### Dataset records
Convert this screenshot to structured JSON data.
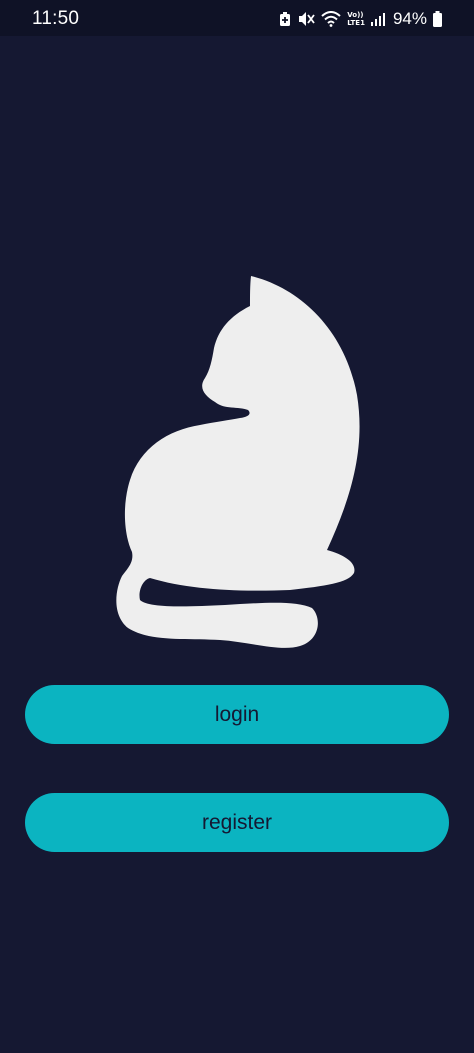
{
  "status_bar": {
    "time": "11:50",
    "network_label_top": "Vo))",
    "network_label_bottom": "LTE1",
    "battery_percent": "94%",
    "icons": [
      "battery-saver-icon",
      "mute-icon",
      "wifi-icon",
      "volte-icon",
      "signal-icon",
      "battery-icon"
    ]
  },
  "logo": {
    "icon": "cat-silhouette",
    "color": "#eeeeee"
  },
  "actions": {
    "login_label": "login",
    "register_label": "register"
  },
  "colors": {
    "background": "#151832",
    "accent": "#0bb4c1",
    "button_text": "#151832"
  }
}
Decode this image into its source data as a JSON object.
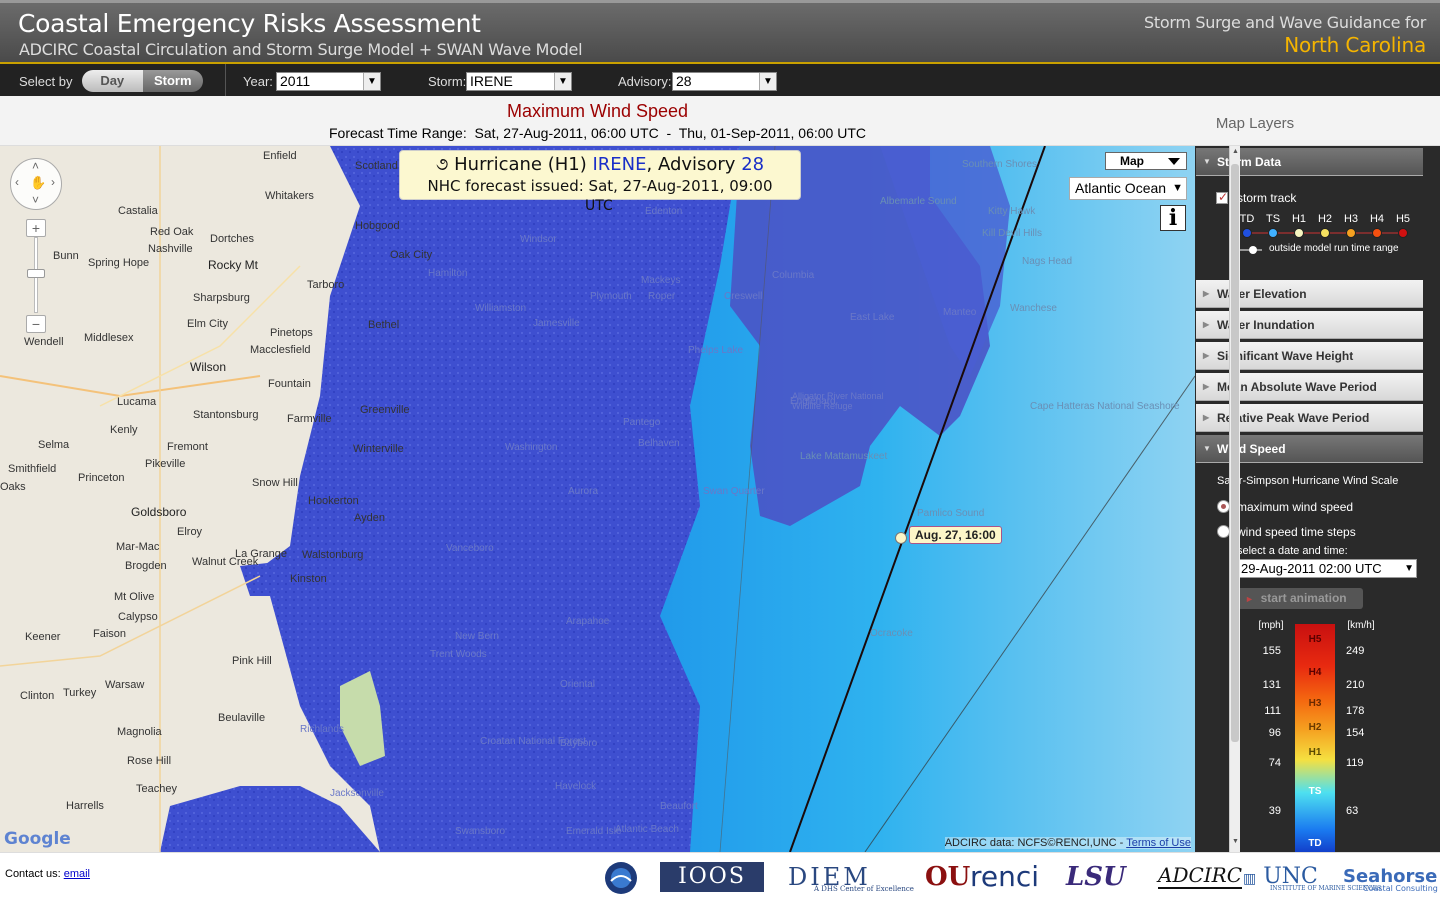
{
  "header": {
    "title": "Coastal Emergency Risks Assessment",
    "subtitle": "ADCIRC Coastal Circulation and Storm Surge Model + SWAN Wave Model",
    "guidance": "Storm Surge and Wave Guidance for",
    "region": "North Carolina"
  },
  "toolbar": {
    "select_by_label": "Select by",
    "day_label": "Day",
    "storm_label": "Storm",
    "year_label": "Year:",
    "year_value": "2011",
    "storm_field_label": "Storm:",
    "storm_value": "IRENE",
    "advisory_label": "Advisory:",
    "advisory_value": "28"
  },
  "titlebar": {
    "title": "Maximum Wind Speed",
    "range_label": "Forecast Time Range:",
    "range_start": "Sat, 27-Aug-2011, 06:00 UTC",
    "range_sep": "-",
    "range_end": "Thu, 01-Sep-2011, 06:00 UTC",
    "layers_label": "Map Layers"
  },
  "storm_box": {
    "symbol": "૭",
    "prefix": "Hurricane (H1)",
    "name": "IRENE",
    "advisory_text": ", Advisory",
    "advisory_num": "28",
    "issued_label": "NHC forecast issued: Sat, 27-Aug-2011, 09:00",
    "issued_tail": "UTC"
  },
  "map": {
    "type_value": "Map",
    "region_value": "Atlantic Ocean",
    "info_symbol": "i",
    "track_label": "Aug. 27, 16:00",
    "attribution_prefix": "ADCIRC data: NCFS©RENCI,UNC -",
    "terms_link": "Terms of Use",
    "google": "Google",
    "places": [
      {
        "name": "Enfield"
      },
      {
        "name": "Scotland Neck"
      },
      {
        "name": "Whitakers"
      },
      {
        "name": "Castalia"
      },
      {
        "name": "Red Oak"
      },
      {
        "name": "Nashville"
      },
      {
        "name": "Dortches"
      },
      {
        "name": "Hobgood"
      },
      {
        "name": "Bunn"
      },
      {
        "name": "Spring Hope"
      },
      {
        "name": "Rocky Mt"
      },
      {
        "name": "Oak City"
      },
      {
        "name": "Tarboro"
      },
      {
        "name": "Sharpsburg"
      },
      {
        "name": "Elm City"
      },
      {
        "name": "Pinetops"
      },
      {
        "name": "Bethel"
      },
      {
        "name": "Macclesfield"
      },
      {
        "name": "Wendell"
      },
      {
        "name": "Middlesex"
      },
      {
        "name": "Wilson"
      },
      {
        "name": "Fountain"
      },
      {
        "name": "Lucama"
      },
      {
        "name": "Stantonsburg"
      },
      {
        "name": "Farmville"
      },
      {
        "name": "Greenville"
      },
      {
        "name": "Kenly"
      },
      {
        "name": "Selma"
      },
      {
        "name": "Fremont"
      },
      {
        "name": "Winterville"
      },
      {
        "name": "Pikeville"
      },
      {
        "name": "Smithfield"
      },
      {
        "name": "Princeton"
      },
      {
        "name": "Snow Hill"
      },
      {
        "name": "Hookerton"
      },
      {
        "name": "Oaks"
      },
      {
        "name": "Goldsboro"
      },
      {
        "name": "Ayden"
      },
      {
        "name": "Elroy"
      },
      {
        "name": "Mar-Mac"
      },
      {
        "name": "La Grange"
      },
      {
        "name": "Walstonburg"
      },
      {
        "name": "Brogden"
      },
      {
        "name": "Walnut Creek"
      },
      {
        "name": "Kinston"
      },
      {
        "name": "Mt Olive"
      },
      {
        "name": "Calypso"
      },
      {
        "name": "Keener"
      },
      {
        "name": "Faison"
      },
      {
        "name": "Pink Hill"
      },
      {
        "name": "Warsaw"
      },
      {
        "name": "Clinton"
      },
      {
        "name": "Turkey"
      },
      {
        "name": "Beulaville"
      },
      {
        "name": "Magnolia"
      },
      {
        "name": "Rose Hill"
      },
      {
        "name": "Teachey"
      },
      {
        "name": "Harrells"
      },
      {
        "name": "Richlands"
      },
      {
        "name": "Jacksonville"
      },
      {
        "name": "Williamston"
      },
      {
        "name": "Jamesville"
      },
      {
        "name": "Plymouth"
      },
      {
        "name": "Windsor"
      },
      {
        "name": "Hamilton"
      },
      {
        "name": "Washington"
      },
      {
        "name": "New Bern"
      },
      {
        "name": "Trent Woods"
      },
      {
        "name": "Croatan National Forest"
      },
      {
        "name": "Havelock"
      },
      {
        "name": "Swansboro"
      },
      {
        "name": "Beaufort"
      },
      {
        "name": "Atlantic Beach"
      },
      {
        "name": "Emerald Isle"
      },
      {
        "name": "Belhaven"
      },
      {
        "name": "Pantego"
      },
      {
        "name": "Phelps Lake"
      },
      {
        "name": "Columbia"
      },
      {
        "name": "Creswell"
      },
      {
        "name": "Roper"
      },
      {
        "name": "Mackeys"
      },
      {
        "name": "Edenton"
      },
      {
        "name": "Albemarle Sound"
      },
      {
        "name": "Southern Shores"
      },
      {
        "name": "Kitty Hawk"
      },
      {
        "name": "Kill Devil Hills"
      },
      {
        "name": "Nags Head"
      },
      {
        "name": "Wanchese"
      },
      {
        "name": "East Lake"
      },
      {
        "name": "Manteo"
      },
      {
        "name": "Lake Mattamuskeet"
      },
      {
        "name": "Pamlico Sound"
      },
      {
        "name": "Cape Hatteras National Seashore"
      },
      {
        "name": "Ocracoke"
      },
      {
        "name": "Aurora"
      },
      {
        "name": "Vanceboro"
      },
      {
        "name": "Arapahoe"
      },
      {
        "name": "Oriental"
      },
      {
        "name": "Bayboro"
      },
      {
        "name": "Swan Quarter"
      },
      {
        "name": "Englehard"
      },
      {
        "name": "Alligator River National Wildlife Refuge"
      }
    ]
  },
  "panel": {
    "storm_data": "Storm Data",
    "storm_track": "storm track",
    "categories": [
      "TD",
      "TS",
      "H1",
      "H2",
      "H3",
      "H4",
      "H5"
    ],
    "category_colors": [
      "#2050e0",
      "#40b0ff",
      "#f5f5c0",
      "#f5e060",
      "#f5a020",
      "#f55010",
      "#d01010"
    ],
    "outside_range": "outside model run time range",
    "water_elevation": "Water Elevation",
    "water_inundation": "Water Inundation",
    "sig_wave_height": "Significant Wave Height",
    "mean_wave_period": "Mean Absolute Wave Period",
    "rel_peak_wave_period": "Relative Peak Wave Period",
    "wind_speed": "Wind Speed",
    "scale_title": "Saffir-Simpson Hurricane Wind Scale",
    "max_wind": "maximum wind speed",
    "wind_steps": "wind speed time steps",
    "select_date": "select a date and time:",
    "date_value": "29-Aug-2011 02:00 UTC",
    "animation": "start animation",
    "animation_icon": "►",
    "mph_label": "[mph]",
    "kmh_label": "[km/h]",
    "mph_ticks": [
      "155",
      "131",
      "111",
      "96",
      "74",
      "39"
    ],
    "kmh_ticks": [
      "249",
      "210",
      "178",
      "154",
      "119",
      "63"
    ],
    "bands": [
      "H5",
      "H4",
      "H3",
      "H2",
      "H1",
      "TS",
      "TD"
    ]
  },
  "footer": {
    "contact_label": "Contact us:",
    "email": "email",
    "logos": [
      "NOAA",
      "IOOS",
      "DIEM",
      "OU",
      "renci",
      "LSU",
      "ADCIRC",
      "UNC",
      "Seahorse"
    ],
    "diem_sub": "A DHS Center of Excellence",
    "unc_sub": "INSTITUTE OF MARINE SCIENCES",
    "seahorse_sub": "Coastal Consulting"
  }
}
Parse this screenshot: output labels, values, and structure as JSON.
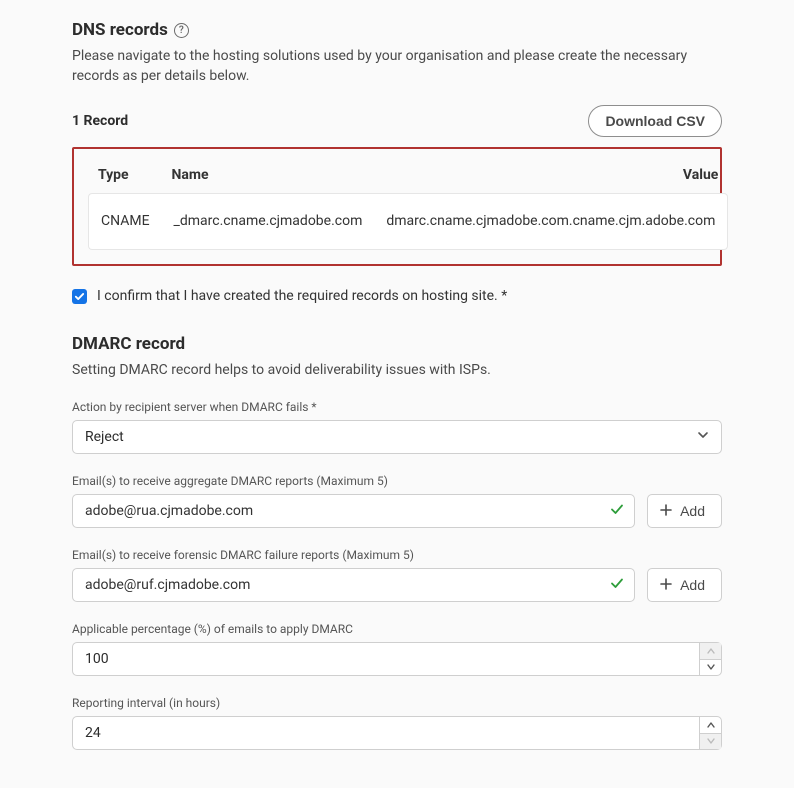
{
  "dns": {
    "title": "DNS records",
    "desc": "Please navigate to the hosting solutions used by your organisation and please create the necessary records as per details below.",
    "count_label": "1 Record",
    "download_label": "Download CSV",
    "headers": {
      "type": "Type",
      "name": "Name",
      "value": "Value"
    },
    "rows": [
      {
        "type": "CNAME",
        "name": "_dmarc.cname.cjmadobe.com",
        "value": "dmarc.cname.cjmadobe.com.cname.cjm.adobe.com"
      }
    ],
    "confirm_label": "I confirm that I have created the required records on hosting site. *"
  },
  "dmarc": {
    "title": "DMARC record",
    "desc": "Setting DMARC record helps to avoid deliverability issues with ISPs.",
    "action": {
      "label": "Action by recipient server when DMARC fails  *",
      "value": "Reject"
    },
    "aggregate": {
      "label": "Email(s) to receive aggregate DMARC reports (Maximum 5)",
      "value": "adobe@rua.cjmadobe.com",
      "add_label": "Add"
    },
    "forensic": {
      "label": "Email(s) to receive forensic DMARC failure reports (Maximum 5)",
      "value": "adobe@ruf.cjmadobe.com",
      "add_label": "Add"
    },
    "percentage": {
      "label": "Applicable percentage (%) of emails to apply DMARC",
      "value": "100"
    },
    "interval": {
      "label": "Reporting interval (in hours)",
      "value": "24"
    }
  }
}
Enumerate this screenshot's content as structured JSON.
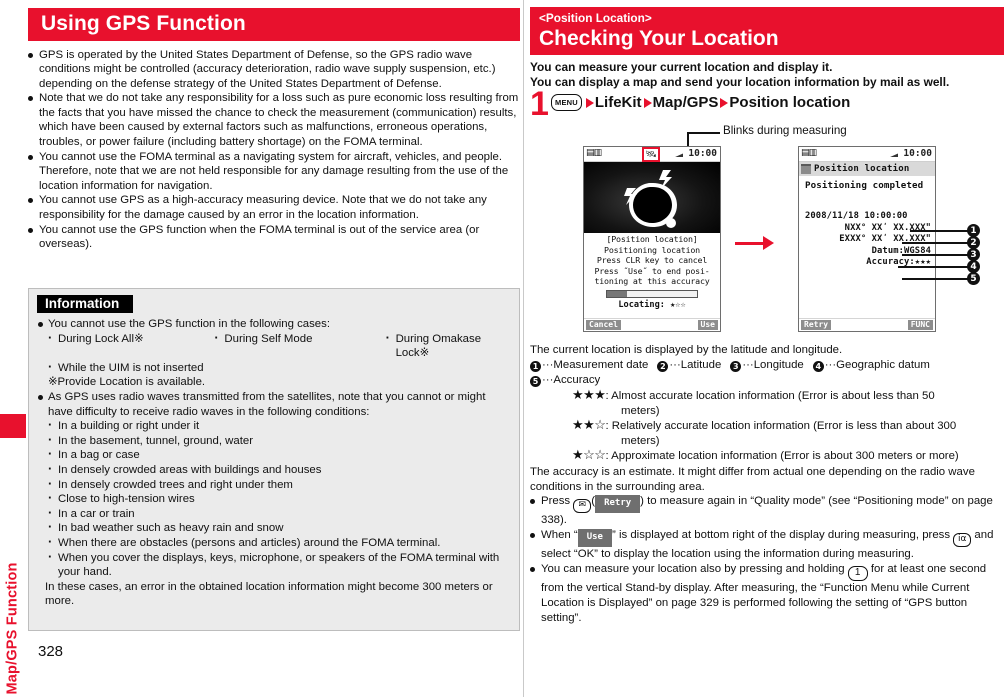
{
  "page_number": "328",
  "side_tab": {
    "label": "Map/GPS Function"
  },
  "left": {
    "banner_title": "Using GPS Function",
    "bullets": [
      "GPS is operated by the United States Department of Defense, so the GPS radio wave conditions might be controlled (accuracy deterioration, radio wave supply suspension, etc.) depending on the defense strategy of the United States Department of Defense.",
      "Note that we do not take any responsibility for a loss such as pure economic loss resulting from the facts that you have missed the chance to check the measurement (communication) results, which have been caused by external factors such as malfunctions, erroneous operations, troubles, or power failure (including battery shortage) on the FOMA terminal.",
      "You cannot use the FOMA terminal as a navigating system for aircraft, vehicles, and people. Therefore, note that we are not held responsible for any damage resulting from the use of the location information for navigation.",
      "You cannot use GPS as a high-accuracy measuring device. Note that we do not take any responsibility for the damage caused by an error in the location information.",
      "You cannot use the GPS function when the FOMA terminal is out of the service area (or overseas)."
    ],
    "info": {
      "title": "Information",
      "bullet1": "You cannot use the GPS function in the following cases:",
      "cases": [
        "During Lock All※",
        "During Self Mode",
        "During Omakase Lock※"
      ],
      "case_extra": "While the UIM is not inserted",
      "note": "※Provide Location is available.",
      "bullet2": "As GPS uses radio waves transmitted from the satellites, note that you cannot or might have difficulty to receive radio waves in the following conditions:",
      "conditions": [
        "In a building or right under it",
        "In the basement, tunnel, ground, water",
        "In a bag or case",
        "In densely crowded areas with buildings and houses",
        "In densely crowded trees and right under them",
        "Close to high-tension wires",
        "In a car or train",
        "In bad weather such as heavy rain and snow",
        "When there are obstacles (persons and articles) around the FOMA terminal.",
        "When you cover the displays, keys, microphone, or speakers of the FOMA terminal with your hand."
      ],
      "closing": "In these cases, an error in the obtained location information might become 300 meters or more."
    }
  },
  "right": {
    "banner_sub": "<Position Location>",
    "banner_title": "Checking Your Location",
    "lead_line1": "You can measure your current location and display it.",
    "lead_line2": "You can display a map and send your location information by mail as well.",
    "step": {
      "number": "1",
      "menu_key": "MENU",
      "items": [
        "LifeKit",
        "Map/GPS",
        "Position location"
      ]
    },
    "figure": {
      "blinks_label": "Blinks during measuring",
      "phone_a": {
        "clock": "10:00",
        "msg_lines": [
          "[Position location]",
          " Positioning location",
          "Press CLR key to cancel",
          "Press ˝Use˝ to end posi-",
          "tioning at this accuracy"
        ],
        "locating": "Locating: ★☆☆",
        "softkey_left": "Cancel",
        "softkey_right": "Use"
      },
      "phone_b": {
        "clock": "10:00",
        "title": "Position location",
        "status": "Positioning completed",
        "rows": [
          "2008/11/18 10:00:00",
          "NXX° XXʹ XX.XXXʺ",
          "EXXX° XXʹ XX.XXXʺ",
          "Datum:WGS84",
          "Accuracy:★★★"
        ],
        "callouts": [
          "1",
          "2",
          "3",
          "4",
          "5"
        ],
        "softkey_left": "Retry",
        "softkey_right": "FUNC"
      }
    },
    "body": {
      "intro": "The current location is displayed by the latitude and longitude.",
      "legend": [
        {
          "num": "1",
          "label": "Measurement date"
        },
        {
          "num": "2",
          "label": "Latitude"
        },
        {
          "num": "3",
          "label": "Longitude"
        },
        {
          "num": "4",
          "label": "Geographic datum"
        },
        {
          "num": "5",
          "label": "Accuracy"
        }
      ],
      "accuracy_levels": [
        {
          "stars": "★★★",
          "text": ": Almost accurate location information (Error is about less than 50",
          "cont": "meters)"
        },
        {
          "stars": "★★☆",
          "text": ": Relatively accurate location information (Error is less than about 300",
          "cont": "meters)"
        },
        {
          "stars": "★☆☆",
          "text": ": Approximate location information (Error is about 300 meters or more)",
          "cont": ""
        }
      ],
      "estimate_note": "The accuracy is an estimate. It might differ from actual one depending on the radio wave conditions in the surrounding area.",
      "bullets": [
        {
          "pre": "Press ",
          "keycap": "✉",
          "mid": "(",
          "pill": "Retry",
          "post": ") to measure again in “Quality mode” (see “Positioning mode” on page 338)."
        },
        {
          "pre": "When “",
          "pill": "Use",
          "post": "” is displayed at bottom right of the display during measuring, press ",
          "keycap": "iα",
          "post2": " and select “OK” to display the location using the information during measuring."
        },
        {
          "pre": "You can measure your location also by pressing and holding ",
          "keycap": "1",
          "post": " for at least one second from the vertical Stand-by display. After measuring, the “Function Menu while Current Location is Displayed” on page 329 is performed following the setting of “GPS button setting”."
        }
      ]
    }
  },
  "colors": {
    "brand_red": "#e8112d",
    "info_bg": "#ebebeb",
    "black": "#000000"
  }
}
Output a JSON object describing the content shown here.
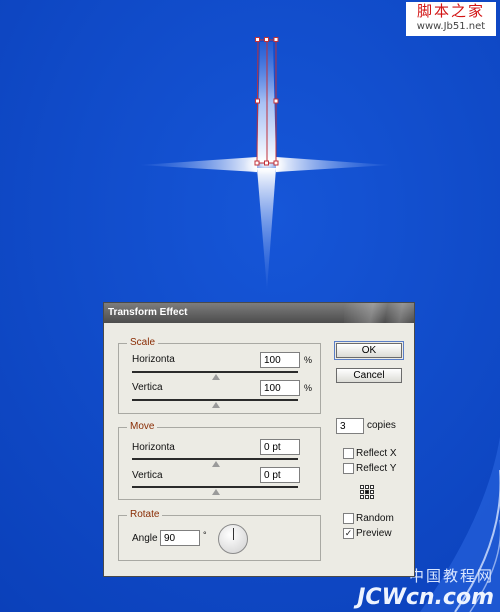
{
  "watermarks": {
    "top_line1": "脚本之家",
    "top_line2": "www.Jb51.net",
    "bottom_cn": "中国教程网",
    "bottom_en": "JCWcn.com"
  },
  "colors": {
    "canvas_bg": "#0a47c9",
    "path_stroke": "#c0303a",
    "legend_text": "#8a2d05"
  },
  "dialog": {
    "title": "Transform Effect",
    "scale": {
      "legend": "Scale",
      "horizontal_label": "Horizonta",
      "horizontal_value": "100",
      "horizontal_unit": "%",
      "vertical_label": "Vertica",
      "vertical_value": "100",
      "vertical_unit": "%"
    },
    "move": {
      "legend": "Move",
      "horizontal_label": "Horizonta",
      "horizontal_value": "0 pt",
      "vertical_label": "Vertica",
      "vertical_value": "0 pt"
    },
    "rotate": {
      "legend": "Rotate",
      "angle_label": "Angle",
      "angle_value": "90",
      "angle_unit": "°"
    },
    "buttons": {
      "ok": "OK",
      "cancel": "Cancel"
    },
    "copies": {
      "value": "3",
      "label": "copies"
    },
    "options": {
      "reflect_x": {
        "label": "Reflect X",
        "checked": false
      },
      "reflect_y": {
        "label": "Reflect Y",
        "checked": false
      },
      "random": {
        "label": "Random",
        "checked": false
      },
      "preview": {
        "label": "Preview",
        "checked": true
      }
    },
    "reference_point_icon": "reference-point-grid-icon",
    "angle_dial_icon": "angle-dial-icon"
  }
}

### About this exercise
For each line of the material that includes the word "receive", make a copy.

### Solution to the problem
      "label": "Email(s) to receive aggregate DMARC reports (Maximum 5)",
      "label": "Email(s) to receive forensic DMARC failure reports (Maximum 5)",
      "bullet2": "As GPS uses radio waves transmitted from the satellites, note that you cannot or might have difficulty to receive radio waves in the following conditions:",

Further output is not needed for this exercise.